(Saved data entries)
----------
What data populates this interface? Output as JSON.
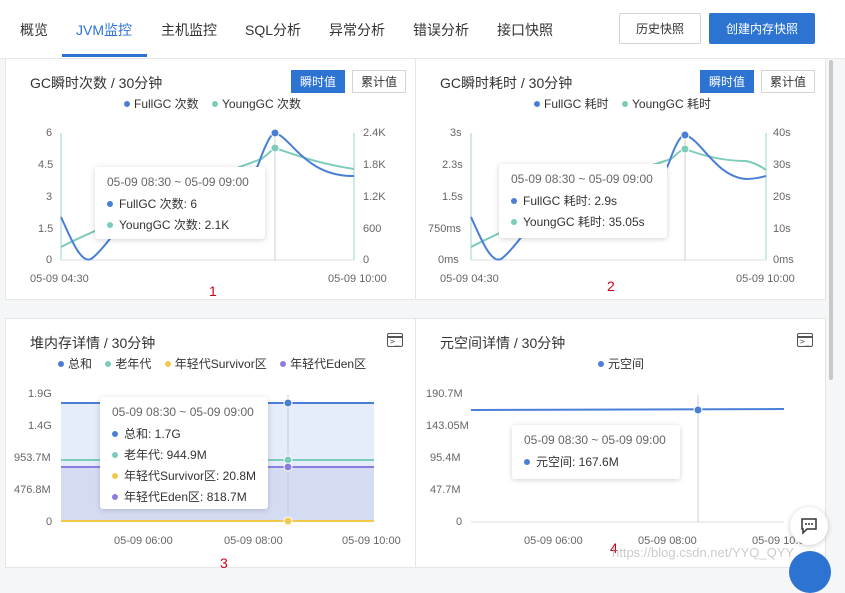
{
  "tabs": [
    {
      "label": "概览"
    },
    {
      "label": "JVM监控"
    },
    {
      "label": "主机监控"
    },
    {
      "label": "SQL分析"
    },
    {
      "label": "异常分析"
    },
    {
      "label": "错误分析"
    },
    {
      "label": "接口快照"
    }
  ],
  "actions": {
    "history": "历史快照",
    "create": "创建内存快照"
  },
  "colors": {
    "accent": "#2d74d2",
    "fullgc": "#4a7fd6",
    "younggc": "#7ccbbb",
    "old": "#7ccbbb",
    "survivor": "#f2c94c",
    "eden": "#8c7ee0",
    "metaspace": "#4a7fd6"
  },
  "panels": {
    "p1": {
      "title": "GC瞬时次数 / 30分钟",
      "seg_instant": "瞬时值",
      "seg_cumulative": "累计值",
      "legend": [
        "FullGC 次数",
        "YoungGC 次数"
      ],
      "y_left": [
        "6",
        "4.5",
        "3",
        "1.5",
        "0"
      ],
      "y_right": [
        "2.4K",
        "1.8K",
        "1.2K",
        "600",
        "0"
      ],
      "x": [
        "05-09 04:30",
        "05-09 10:00"
      ],
      "tooltip": {
        "time": "05-09 08:30 ~ 05-09 09:00",
        "rows": [
          "FullGC 次数:  6",
          "YoungGC 次数:  2.1K"
        ]
      },
      "num": "1"
    },
    "p2": {
      "title": "GC瞬时耗时 / 30分钟",
      "seg_instant": "瞬时值",
      "seg_cumulative": "累计值",
      "legend": [
        "FullGC 耗时",
        "YoungGC 耗时"
      ],
      "y_left": [
        "3s",
        "2.3s",
        "1.5s",
        "750ms",
        "0ms"
      ],
      "y_right": [
        "40s",
        "30s",
        "20s",
        "10s",
        "0ms"
      ],
      "x": [
        "05-09 04:30",
        "05-09 10:00"
      ],
      "tooltip": {
        "time": "05-09 08:30 ~ 05-09 09:00",
        "rows": [
          "FullGC 耗时:  2.9s",
          "YoungGC 耗时:  35.05s"
        ]
      },
      "num": "2"
    },
    "p3": {
      "title": "堆内存详情 / 30分钟",
      "legend": [
        "总和",
        "老年代",
        "年轻代Survivor区",
        "年轻代Eden区"
      ],
      "y": [
        "1.9G",
        "1.4G",
        "953.7M",
        "476.8M",
        "0"
      ],
      "x": [
        "05-09 06:00",
        "05-09 08:00",
        "05-09 10:00"
      ],
      "tooltip": {
        "time": "05-09 08:30 ~ 05-09 09:00",
        "rows": [
          "总和:  1.7G",
          "老年代:  944.9M",
          "年轻代Survivor区:  20.8M",
          "年轻代Eden区:  818.7M"
        ]
      },
      "num": "3"
    },
    "p4": {
      "title": "元空间详情 / 30分钟",
      "legend": [
        "元空间"
      ],
      "y": [
        "190.7M",
        "143.05M",
        "95.4M",
        "47.7M",
        "0"
      ],
      "x": [
        "05-09 06:00",
        "05-09 08:00",
        "05-09 10:00"
      ],
      "tooltip": {
        "time": "05-09 08:30 ~ 05-09 09:00",
        "rows": [
          "元空间:  167.6M"
        ]
      },
      "num": "4"
    }
  },
  "watermark": "https://blog.csdn.net/YYQ_QYY"
}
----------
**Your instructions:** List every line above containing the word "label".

**Your response:**
      "label": "概览"
      "label": "JVM监控"
      "label": "主机监控"
      "label": "SQL分析"
      "label": "异常分析"
      "label": "错误分析"
      "label": "接口快照"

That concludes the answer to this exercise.